I didn’t feel this way about PROXY- or rather, I did, but in a different way.  I felt all along like it was something that wouldn’t get any resolution until the third book.  Part of this is because I didn’t even realize it was supposed to be a relevant plot until past the halfway mark of the book- I just thought it was a random loose end from the damage he received in the first book.

tfuiiThe big finale is a huge showpiece in the novel, taking place on Kamino and tying up nicely what I’d consider a bit of a loose end in the EU. If Kamino is so damn important in The Clone Wars, how come it’s never a part of the movies/EU starting with ANH? The answer – the Rebels took that shit out in one of their first major raids on the Empire. They sink the whole damn city, destroying it’s clone making facilities and (hopefully) any Starkiller genetic material as well. Here the reader gets to go from navy vessel warfare, to starfighter dogfighting, to lightsaber dueling – ending with Starkiller facing his “master” once again. This finale is a major part of the end of the novel, stretching for chapters, and you’ll be glad it did. I especially enjoyed Starkiller fighting off the hordes of his own clones, like a scene out of The Matrix Reloaded.

This was just too meta for me to really get into it.  This is probably one of the most heavy areas of the book when it comes to, as Jammies said “watching a friend play a video game”.  Wave after wave, each one slightly more difficult to defeat and requiring a slightly different strategy that’s spelled out for you almost the way the strategy guide would.  It was also breezed through almost as quickly as the actual fight would be in the game, which made it a little hard to take seriously (one minute, he’s pondering the philosophy of genocide, the next it’s “better them than me, BOOM, Bitch!”).

While the story played up the question of “who is THIS Starkiller – clone or original” – they never answered that question. As Iurus alluded to, WAY too many questions left open at the end of this book/story – obviously intended for a TFUIII that now seems unlikely to come. Vader in Alliance custody. Starkiller’s identity. Again, a better ending (not Sean Williams fault) should have tied up both these plots – for instance with Proxy killing Starkilller, Vader escaping, and Starkiller in his moment of death asking Juno to call him Galen – as he finally accepts who he really was.

One of the complaints about the first game that hits me harder here.  Darth Vader.  Could have been killed.  By the Rebels.  Before A New Hope.

And for the Galen thing, let me quote my own review (which I’ll be commenting on soon enough):

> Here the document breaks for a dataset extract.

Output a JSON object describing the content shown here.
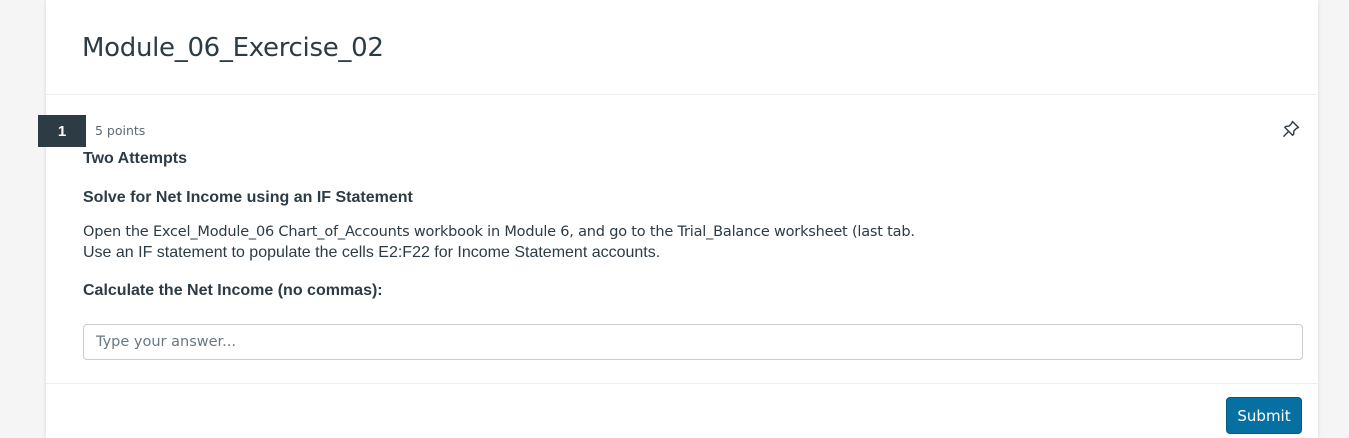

While I’m praising this book, want to take a guess at what’s not in it? I probably can’t say much- spilling the details would have that bounty hunter knocking at your door, too- but if you try to think back and figure out one of the things I hated most about the first book, you’d be pretty crinking close.Yet ultimately, I was really entertained by this book. The story really had me from the first page, and I just had a heck of a time reading it. Now I’ll admit, I recall enjoying TFU pretty well too (though I also remember liking TCW novelization more than TFU – I read them both around the same time) – and I’d definitely say I liked TFUII more than the original. This is one of those high-octane books, where the action rarely lets up and the reader is brought along on the ride. It’s not a deep story, but as I said at the very start of this review – it is a whole lot of fun, and I certainly recommend it.

I hope you guys found this interesting- this is what resulted when Kirr asked me for my own thoughts on the novel during a discussion of his review (and yes, I have full permission to reproduce his review in this way).  Comments on my own review coming up, have a good week!

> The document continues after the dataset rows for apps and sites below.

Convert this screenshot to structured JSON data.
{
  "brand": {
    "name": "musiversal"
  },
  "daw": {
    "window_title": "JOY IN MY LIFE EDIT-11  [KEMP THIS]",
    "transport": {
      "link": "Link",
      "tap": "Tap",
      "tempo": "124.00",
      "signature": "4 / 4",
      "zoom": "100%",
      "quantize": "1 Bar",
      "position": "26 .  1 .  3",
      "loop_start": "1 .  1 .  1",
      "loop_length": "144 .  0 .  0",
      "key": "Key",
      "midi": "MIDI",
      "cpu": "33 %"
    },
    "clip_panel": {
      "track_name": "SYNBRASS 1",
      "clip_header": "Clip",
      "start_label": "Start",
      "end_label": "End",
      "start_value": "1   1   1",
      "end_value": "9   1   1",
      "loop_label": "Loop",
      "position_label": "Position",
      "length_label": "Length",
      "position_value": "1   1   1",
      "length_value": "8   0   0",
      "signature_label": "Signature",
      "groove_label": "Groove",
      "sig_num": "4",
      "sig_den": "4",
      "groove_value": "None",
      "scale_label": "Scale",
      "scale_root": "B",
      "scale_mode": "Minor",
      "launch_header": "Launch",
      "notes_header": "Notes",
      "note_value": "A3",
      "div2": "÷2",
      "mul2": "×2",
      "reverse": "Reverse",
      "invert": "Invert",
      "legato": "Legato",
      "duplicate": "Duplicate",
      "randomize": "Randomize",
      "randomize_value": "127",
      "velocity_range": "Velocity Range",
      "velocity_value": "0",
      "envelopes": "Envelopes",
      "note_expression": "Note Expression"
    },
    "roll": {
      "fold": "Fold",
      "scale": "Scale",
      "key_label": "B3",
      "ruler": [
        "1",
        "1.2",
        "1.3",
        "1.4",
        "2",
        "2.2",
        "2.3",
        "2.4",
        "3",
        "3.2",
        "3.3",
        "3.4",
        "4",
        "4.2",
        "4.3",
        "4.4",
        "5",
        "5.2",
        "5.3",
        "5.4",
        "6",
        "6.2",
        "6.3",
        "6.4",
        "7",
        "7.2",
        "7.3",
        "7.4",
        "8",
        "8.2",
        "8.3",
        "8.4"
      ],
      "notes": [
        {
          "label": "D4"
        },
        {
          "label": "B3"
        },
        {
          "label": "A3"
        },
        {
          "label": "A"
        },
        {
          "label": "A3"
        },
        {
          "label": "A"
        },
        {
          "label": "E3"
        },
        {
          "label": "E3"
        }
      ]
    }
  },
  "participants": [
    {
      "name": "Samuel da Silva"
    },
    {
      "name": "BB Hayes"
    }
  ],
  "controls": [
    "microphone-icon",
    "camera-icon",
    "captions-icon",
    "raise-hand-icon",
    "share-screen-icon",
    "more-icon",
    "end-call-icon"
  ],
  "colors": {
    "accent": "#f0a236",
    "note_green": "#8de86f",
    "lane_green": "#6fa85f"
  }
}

One thought on “Commentary: Kirr Mistwelder’s Review of The Force Unleashed II Novel

  1. Pingback: Tweets that mention Commentary: Kirr Mistwelder’s Review of The Force Unleashed II Novel « The Man in Black Reviews --

Leave a Reply

Fill in your details below or click an icon to log in: Logo

You are commenting using your account. Log Out /  Change )

Google+ photo

You are commenting using your Google+ account. Log Out /  Change )

Twitter picture

You are commenting using your Twitter account. Log Out /  Change )

Facebook photo

You are commenting using your Facebook account. Log Out /  Change )


Connecting to %s